Images are to be dropped; everything else in the entries below must be copied exactly.

=-=-=

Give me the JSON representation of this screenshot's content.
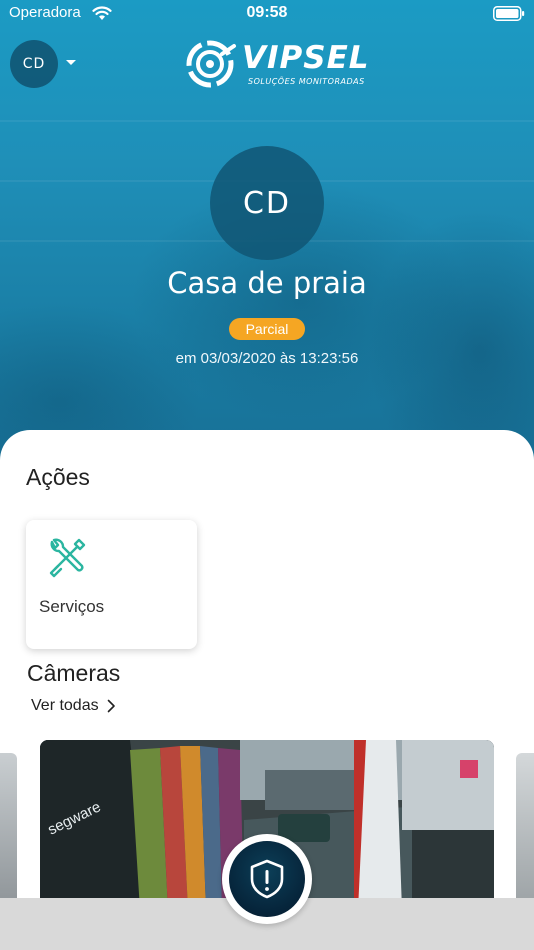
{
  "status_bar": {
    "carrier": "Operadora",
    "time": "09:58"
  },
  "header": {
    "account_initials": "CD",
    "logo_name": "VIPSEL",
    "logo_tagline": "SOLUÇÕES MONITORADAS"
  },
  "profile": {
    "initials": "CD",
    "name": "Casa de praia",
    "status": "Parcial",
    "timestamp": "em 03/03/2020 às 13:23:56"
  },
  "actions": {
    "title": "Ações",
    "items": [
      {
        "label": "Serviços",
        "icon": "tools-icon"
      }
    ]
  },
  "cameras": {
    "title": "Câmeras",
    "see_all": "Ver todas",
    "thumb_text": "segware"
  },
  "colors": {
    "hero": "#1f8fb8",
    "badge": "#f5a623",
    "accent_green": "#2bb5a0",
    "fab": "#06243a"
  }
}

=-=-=

• [WRITTEN SOLUTION]:
Give me the JSON representation of this screenshot's content.
{
  "status_bar": {
    "carrier": "Operadora",
    "time": "09:58"
  },
  "header": {
    "account_initials": "CD",
    "logo_name": "VIPSEL",
    "logo_tagline": "SOLUÇÕES MONITORADAS"
  },
  "profile": {
    "initials": "CD",
    "name": "Casa de praia",
    "status": "Parcial",
    "timestamp": "em 03/03/2020 às 13:23:56"
  },
  "actions": {
    "title": "Ações",
    "items": [
      {
        "label": "Serviços",
        "icon": "tools-icon"
      }
    ]
  },
  "cameras": {
    "title": "Câmeras",
    "see_all": "Ver todas",
    "thumb_text": "segware"
  },
  "colors": {
    "hero": "#1f8fb8",
    "badge": "#f5a623",
    "accent_green": "#2bb5a0",
    "fab": "#06243a"
  }
}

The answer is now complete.